Sunday Book Review: Murder in July by Barbara Hambly

Publisher: Severn House

Release date: 12/01/2017

I’ve always been a big fan of Benjamin January (and Barbara Hambly) so I was more than thrilled when this came up in the Net Galley queue to be reminded of the series.  The last book I read in the series was Die Upon a Kiss, which is #5, so I have a ton of catching up to do, happily, as Murder in July is #15.

In 1839 New Orleans, Benjamin, as ever, is content, living his life with his wife Rose and their growing family. Both a surgeon and a musician, he and Rose are preparing their home to become a boarding school for girls, the children of well-off white men and their mistresses of color.
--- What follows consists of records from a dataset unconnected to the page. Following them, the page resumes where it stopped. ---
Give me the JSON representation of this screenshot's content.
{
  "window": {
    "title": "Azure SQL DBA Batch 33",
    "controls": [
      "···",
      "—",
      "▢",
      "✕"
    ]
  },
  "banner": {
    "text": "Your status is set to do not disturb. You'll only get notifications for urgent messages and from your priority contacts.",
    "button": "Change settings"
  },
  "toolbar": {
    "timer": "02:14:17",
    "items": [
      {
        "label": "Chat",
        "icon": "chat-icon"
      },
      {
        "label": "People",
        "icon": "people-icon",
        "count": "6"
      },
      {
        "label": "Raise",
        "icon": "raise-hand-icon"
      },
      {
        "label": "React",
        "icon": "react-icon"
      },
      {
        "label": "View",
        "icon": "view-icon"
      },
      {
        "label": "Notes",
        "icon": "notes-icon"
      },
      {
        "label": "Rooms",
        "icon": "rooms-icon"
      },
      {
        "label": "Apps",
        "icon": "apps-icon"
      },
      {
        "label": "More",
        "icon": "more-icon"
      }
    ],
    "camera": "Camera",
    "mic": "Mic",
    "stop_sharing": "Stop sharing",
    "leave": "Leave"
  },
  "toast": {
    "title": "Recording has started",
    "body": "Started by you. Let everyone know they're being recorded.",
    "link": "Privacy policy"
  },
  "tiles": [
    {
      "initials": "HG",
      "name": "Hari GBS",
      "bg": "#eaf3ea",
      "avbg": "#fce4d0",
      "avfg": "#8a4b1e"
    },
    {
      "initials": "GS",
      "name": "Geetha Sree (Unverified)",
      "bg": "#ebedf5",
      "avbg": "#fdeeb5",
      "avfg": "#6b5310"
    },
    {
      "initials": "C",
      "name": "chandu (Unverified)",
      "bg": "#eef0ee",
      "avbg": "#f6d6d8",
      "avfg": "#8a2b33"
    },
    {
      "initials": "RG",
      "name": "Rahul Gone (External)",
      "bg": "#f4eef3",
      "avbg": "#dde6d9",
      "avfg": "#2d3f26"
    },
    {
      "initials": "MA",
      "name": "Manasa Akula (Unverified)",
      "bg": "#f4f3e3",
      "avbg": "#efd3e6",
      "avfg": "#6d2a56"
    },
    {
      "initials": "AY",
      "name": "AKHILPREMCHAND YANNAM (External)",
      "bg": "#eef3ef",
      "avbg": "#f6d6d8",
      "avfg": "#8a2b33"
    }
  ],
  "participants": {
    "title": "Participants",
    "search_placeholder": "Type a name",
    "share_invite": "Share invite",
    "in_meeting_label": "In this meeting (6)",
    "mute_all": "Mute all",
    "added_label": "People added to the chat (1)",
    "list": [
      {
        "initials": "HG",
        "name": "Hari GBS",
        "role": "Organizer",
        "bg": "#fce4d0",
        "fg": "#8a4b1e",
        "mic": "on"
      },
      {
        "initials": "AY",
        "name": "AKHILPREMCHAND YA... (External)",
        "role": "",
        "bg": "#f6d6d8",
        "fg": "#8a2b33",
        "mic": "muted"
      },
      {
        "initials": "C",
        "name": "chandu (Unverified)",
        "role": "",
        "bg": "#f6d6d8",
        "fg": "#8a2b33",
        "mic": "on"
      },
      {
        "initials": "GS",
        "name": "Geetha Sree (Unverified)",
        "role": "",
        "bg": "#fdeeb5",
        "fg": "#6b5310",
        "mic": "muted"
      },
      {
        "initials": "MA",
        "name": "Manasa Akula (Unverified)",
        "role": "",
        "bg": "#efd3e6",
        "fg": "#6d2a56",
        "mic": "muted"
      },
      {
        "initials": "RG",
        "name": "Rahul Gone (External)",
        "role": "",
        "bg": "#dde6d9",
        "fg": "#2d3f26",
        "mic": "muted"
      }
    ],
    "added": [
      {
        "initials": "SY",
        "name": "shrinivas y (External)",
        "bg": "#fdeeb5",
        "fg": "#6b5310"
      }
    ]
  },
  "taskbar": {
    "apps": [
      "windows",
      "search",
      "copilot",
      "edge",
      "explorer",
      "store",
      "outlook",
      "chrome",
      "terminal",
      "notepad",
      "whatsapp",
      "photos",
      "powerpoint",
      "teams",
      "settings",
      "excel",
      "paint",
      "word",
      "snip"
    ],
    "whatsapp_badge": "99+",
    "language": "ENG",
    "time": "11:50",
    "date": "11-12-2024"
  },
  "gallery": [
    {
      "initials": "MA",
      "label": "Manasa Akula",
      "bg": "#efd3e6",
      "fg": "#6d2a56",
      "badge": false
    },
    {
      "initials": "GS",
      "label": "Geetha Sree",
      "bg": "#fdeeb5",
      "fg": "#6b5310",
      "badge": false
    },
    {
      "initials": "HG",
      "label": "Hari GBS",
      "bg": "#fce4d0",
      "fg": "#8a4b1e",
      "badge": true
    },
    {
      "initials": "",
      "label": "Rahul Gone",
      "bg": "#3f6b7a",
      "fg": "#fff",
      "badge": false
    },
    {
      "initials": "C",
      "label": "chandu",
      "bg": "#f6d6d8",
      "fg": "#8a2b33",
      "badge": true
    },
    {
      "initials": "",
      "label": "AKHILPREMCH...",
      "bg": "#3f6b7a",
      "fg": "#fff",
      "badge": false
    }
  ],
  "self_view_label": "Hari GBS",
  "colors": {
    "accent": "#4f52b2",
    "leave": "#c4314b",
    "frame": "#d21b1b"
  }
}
But along comes Sir John Oldmixton with an offer Benjamin can’t refuse.  Not only is the money much needed, as Rose is also very pregnant, but a friend of Sir John Oldmixton has been found dead, possibly murdered, and his mistress, a free woman of color, has been accused of killing him. Benjamin is often called upon to maneuver between the overlapping of the borders of the whites and people of color. What makes this situation even odder, is that he recognizes the weapon used as to belonging to a woman he knew nine years before in Paris during the second revolution. She, too, was accused of a murder she didn’t commit, and Benjamin is sucked once more into the past as it bleeds into the present.  

The mystery and the history blend seamlessly to recreate this world of the antebellum South and 1830s Paris, totally absorbing.  The characters and their motives are realistically drawn, and the ending very satisfying.